▶ [To do]:
Please write out the final portion of the records below exactly: the line containing "What data populates", every line after it, and nothing else.

═══ Excerpted data ═══

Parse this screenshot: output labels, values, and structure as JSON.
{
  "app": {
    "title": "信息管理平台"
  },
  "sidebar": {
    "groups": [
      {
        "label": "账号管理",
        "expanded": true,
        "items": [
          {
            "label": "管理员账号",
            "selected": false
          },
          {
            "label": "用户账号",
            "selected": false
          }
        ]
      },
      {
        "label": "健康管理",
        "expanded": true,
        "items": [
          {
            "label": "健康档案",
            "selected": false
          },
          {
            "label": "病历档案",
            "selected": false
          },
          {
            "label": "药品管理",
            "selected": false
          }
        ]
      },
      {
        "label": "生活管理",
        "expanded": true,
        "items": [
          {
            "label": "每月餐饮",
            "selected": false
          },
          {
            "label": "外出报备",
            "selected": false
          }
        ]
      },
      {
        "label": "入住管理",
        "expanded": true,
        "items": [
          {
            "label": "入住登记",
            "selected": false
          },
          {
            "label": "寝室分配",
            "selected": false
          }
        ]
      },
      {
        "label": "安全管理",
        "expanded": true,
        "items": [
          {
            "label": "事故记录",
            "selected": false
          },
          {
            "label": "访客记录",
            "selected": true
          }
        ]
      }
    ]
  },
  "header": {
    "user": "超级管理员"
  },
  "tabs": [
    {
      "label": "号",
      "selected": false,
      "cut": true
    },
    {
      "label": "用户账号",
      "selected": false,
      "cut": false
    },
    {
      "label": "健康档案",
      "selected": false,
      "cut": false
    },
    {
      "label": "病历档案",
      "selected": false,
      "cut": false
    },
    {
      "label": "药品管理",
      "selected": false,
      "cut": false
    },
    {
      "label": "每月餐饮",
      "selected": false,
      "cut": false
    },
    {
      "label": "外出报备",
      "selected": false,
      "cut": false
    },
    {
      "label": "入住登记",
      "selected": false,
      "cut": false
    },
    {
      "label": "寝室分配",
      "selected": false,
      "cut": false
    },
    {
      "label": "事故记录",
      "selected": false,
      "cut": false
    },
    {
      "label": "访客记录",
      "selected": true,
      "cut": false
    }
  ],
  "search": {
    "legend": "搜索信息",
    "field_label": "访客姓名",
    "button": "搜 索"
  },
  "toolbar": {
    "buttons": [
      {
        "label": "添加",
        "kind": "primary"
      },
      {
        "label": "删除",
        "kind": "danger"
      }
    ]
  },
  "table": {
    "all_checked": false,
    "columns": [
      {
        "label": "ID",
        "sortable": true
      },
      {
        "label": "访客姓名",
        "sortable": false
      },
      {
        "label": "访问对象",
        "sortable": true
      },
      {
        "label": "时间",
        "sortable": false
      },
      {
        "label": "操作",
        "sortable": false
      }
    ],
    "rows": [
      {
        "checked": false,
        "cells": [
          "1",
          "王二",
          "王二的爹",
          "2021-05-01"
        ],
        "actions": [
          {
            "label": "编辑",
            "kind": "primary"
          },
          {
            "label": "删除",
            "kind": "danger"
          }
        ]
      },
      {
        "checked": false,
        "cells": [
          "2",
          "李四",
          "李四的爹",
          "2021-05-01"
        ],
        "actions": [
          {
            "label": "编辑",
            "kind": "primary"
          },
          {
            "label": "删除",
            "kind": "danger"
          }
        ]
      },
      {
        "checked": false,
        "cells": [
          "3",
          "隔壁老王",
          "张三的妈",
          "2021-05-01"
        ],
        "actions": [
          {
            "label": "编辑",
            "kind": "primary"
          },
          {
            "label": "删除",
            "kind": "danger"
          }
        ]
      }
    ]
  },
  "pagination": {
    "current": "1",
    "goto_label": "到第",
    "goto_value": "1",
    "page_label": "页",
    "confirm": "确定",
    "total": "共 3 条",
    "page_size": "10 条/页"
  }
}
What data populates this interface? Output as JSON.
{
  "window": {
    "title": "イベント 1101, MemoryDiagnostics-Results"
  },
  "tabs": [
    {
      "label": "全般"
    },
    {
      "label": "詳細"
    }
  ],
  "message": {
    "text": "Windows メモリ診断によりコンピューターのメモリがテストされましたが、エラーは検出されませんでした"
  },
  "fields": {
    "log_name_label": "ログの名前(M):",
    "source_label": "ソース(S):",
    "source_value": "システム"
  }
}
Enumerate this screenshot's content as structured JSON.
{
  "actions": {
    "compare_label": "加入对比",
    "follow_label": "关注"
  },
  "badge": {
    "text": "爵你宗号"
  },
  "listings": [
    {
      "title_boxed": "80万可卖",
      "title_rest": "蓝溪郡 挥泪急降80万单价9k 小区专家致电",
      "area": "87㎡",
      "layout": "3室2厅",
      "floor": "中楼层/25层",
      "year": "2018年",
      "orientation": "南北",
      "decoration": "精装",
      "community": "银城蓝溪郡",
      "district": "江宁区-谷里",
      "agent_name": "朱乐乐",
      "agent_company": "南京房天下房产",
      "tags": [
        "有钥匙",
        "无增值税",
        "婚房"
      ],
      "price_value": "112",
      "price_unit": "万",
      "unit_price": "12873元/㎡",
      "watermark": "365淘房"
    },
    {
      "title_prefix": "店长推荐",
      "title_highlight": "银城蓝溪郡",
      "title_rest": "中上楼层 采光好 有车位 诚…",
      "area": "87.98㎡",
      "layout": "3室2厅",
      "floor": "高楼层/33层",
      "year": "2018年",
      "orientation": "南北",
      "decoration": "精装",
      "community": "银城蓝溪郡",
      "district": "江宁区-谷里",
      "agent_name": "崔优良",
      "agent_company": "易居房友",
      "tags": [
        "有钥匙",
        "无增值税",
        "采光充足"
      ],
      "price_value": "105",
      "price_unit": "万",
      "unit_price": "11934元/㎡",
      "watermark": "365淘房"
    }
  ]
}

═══

▶ [Answer space]:
What data populates this interface? Output as JSON.
{
  "window": {
    "title": "イベント 1101, MemoryDiagnostics-Results"
  },
  "tabs": [
    {
      "label": "全般"
    },
    {
      "label": "詳細"
    }
  ],
  "message": {
    "text": "Windows メモリ診断によりコンピューターのメモリがテストされましたが、エラーは検出されませんでした"
  },
  "fields": {
    "log_name_label": "ログの名前(M):",
    "source_label": "ソース(S):",
    "source_value": "システム"
  }
}
Enumerate this screenshot's content as structured JSON.
{
  "actions": {
    "compare_label": "加入对比",
    "follow_label": "关注"
  },
  "badge": {
    "text": "爵你宗号"
  },
  "listings": [
    {
      "title_boxed": "80万可卖",
      "title_rest": "蓝溪郡 挥泪急降80万单价9k 小区专家致电",
      "area": "87㎡",
      "layout": "3室2厅",
      "floor": "中楼层/25层",
      "year": "2018年",
      "orientation": "南北",
      "decoration": "精装",
      "community": "银城蓝溪郡",
      "district": "江宁区-谷里",
      "agent_name": "朱乐乐",
      "agent_company": "南京房天下房产",
      "tags": [
        "有钥匙",
        "无增值税",
        "婚房"
      ],
      "price_value": "112",
      "price_unit": "万",
      "unit_price": "12873元/㎡",
      "watermark": "365淘房"
    },
    {
      "title_prefix": "店长推荐",
      "title_highlight": "银城蓝溪郡",
      "title_rest": "中上楼层 采光好 有车位 诚…",
      "area": "87.98㎡",
      "layout": "3室2厅",
      "floor": "高楼层/33层",
      "year": "2018年",
      "orientation": "南北",
      "decoration": "精装",
      "community": "银城蓝溪郡",
      "district": "江宁区-谷里",
      "agent_name": "崔优良",
      "agent_company": "易居房友",
      "tags": [
        "有钥匙",
        "无增值税",
        "采光充足"
      ],
      "price_value": "105",
      "price_unit": "万",
      "unit_price": "11934元/㎡",
      "watermark": "365淘房"
    }
  ]
}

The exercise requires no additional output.